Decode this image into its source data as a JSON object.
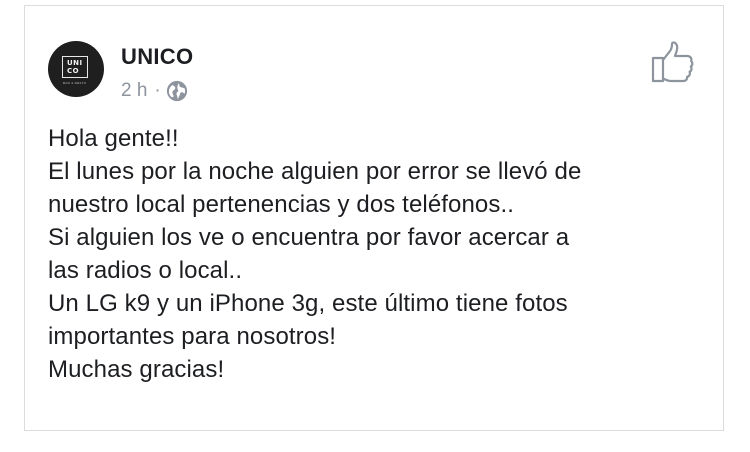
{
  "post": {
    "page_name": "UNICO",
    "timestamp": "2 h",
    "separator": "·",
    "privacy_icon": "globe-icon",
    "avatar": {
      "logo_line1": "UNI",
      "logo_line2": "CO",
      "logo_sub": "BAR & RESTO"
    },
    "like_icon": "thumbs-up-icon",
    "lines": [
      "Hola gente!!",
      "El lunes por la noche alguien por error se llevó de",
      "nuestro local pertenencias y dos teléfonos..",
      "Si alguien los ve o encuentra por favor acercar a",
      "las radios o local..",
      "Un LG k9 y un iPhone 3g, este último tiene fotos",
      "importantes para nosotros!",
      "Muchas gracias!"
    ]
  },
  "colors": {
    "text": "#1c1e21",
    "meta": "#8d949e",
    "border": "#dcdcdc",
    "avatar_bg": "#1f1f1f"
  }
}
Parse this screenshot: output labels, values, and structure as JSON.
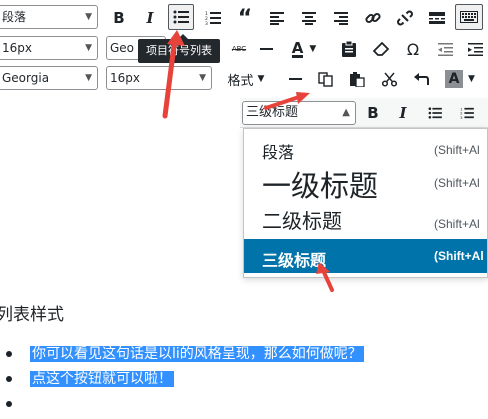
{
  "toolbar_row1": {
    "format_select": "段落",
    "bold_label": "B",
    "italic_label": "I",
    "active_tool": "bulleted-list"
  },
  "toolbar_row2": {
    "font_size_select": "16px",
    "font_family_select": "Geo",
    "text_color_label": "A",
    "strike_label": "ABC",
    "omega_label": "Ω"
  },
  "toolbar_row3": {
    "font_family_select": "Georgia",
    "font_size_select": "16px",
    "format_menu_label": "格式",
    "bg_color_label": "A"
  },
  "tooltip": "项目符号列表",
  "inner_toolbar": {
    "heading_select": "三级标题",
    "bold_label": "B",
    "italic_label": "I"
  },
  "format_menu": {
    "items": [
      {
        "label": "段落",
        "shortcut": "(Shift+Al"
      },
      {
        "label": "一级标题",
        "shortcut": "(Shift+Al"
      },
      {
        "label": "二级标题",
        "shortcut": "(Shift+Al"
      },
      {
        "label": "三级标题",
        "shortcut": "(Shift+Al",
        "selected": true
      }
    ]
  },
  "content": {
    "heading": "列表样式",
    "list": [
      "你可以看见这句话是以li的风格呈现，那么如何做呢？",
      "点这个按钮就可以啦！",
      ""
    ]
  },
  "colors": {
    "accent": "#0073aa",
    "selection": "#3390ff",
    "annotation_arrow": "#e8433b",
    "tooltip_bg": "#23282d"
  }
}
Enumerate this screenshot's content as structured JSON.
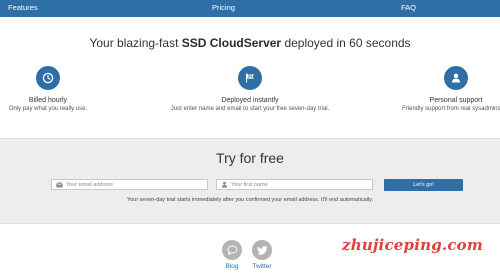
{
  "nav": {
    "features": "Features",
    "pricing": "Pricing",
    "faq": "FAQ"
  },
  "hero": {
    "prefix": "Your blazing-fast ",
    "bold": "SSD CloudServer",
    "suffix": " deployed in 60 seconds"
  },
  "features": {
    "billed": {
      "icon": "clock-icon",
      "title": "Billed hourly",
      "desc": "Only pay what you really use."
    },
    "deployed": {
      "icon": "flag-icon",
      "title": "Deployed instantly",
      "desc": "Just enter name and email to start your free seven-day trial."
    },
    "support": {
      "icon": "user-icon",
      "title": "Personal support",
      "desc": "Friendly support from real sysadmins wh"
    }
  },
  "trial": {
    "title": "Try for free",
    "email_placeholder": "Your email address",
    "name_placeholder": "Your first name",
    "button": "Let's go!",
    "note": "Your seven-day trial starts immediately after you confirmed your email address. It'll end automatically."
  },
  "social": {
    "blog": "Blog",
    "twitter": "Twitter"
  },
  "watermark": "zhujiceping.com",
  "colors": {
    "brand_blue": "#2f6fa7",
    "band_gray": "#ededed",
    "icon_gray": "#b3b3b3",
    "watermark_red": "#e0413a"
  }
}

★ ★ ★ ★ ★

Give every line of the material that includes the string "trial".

ANSWER BELOW:
      "desc": "Just enter name and email to start your free seven-day trial."
  "trial": {
    "note": "Your seven-day trial starts immediately after you confirmed your email address. It'll end automatically."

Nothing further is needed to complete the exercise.